§ Record extracts:
====================

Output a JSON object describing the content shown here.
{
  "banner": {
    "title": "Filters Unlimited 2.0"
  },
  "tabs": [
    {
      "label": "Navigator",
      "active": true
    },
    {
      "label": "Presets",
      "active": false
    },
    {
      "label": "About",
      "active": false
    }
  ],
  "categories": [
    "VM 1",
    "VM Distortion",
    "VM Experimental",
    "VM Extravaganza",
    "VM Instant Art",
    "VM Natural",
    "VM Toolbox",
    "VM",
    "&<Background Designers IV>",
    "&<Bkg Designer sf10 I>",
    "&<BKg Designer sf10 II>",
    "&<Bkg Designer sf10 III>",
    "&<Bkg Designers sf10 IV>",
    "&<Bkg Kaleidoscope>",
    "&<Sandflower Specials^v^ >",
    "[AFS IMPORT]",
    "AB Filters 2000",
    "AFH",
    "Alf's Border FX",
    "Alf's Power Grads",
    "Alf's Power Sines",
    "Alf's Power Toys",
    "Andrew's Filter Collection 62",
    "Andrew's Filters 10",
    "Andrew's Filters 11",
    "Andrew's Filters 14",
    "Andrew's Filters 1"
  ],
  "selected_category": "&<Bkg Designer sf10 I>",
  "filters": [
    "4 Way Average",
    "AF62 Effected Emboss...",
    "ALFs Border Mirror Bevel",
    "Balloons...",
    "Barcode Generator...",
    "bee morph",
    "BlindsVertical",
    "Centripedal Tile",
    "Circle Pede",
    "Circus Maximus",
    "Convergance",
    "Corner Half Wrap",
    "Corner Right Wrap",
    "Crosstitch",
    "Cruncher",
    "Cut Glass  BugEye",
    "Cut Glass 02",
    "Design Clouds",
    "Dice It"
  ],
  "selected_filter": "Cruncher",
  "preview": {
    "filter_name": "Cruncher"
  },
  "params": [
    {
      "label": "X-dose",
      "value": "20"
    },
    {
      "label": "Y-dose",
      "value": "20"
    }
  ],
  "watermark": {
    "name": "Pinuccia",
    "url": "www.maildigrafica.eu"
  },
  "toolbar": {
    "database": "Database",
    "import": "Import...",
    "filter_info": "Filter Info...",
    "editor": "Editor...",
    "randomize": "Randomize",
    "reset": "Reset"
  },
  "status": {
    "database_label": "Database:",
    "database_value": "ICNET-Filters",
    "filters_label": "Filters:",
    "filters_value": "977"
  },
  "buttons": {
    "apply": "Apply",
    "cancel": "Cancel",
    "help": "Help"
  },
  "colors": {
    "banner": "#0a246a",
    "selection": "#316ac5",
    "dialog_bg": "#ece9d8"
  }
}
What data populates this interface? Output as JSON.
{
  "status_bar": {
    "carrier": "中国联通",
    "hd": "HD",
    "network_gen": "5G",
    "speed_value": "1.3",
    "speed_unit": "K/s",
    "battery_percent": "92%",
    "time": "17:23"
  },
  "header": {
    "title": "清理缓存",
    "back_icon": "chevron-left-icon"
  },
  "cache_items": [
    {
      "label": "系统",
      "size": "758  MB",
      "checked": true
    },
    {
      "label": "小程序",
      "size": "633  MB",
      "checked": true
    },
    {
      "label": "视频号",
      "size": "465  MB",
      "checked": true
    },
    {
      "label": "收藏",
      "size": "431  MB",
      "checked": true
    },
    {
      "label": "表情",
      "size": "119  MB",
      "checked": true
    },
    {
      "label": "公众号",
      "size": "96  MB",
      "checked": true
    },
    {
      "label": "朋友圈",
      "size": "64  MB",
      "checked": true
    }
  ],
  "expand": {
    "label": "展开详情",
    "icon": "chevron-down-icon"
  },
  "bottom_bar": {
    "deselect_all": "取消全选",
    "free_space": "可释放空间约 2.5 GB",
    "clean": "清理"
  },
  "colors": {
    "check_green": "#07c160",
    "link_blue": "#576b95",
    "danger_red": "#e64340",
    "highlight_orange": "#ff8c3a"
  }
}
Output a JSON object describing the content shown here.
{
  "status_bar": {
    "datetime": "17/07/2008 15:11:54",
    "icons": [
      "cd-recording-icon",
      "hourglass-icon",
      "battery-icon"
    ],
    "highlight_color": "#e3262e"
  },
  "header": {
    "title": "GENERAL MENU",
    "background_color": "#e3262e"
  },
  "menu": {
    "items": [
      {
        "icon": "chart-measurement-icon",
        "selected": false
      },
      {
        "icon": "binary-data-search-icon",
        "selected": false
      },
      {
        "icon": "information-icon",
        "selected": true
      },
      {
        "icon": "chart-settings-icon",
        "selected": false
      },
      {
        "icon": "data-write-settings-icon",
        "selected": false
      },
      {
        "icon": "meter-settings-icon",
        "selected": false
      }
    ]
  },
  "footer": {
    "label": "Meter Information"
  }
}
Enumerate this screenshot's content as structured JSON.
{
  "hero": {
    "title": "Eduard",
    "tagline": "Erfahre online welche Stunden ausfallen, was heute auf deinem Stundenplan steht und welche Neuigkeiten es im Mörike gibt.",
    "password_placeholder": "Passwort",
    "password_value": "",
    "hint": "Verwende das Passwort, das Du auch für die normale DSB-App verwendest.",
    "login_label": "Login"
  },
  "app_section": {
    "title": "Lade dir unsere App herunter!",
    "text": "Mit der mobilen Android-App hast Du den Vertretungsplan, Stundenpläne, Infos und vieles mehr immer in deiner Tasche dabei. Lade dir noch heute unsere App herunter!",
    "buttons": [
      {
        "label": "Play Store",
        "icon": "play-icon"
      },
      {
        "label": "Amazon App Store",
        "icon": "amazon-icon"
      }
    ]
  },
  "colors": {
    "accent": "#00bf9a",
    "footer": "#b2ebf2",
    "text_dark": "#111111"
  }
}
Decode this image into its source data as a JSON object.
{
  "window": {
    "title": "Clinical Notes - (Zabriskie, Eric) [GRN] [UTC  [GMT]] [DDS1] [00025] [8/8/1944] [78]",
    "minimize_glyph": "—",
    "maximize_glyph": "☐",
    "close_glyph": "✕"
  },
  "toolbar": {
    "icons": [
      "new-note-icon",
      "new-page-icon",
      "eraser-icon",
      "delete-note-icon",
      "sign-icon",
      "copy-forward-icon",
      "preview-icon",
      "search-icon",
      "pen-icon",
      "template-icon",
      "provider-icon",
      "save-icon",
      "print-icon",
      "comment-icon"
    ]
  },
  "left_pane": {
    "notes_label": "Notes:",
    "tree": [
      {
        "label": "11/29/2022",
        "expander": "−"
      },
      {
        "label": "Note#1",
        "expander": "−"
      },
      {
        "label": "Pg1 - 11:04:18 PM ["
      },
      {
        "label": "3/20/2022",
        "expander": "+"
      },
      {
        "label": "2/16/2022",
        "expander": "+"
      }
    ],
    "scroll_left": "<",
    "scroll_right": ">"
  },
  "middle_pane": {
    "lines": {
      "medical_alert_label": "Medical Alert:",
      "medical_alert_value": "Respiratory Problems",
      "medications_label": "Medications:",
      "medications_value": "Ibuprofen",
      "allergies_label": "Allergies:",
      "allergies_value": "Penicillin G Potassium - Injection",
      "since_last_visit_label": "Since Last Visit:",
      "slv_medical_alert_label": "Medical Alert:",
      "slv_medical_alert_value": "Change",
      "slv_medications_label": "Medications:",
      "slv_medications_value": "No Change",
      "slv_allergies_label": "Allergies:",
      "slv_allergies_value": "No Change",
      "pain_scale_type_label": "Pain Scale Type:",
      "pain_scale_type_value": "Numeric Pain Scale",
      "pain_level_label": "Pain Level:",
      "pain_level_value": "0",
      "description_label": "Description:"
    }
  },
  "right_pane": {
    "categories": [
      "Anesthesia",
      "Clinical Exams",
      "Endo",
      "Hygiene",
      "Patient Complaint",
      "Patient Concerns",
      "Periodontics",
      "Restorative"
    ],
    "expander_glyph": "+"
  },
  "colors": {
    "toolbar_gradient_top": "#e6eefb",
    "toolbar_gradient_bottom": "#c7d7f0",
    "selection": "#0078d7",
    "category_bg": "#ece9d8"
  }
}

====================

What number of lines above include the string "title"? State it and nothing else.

6